According to leading educational thinker, Sir Ken Robinson, in order to meet the challenges of living and working in the 21st century, we need to deliberately and systematically create spaces and processes in our schools that foster creativity and innovation. We shouldn’t be anaesthetising our children, he argues, we should be waking them up:

  • Creating educational environments that nurture (rather than undermine) creativity
  • Creating conditions where kid’s natural talents can flourish
  • Cultivating creativity across multiple types of intelligence

In re-visioning the school wide learning environment through the lens of creativity and innovation, there is an opportunity for school libraries to rethink both the library space and role. 

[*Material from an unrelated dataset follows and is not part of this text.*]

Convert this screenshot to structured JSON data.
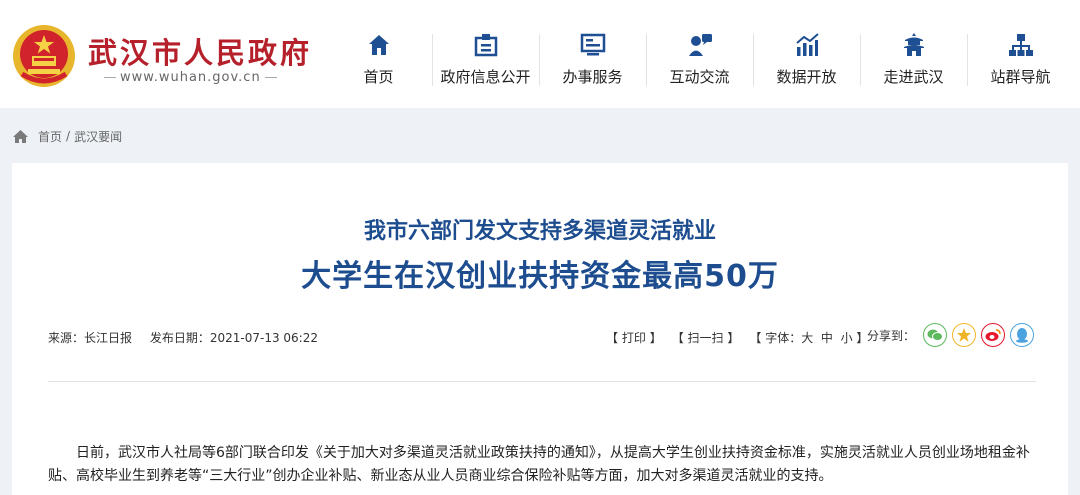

Since 2009, a growing wave of library ‘makerspaces’ have emerged in public libraries, museums and community facilities in the United States to foster collaboration and creativity.  Focussing particularly on engaging and inspiring teens and pre-teens, it is only very recently however that the ‘makerspace’ model has been considered as a good fit for school libraries.

A ‘makerspace’ is a collaborative learning environment where young people can come together to explore their own interests, learn to use tools and materials, and develop creative projects.  They are dynamic workshop spaces for creative multimedia learning and doing.  Not so much defined by the space or the specific activities but by a mindset of collaboration and creativity.

The YOUmedia Network is a group of libraries, museums and community-based organizations that have embraced the makerspace model inviting young people to create, learn and build skills with traditional and 21st century digital tools. 

The Youmedia idea was to create spaces where teens and pre-teens could come and learn about digital media from practitioner/mentors via a process that involves “hanging out”, “messing around”, and “geeking out”.  They can create music, do photography or make videos, explore design concepts and innovations using 3d printing technology, and then show their work to each other.  It’s a place to be creative and take advantage of new technologies as they’re evolving alongside skilled and enthusiastic guides and mentors.

In New Zealand, considerable thought is going in to the development and evolution of ‘open learning spaces’ and integrated learning hub classroom environments.  Such learning environments echo many of the same principles of the makerspace movement.  Flexibility. Collaboration.  Stimulation.  Innovation.

However, as Chris Bradbeer notes in his Open Learning Spaces blog, most schools are not in a position to rebuild or remodel their entire school environment but are more likely to be embarking on the conversion or reconfiguration of a subset of existing buildings.  Within this context the development of open learning commons that integrate the roles of library and media centre supporting both individual, reflective learning and noisy, collaborative project based activities offer real scope for schools to embrace aspects of the open learning pedagogy to complement and add value to a more traditional school environment.

It is essential that school leaders apply the same spirit of innovation and future focus to the re-imagination of their school library environments as they do to other aspects of both their built and virtual school environment.  Library as creative collaborative makerspace is an exciting, transformative idea that warrants exploration. 

Moving into the unknown requires a pioneering spirit. In embracing a mindset of possibilities and exploration, of creativity and innovation, school librarians are challenged to mirror the very attributes we are seeking to foster in our students.  Are you up for the challenge?

Additional resources:

Ted talk: Ken Robinson says schools kill creativity

Does our current education system support innovation?                                 YOUmedia Expansions Offer Teens Student-Centered Learning Opportunities with Digital Media

Makerspaces, participatory learning and libraries

Spaces and places National Library Services to Schools

Bringing Maker-Style Garage Tinkering Into the Local Library

Open learning spaces: linking pedagogy and classroom design by Chris Bradbeer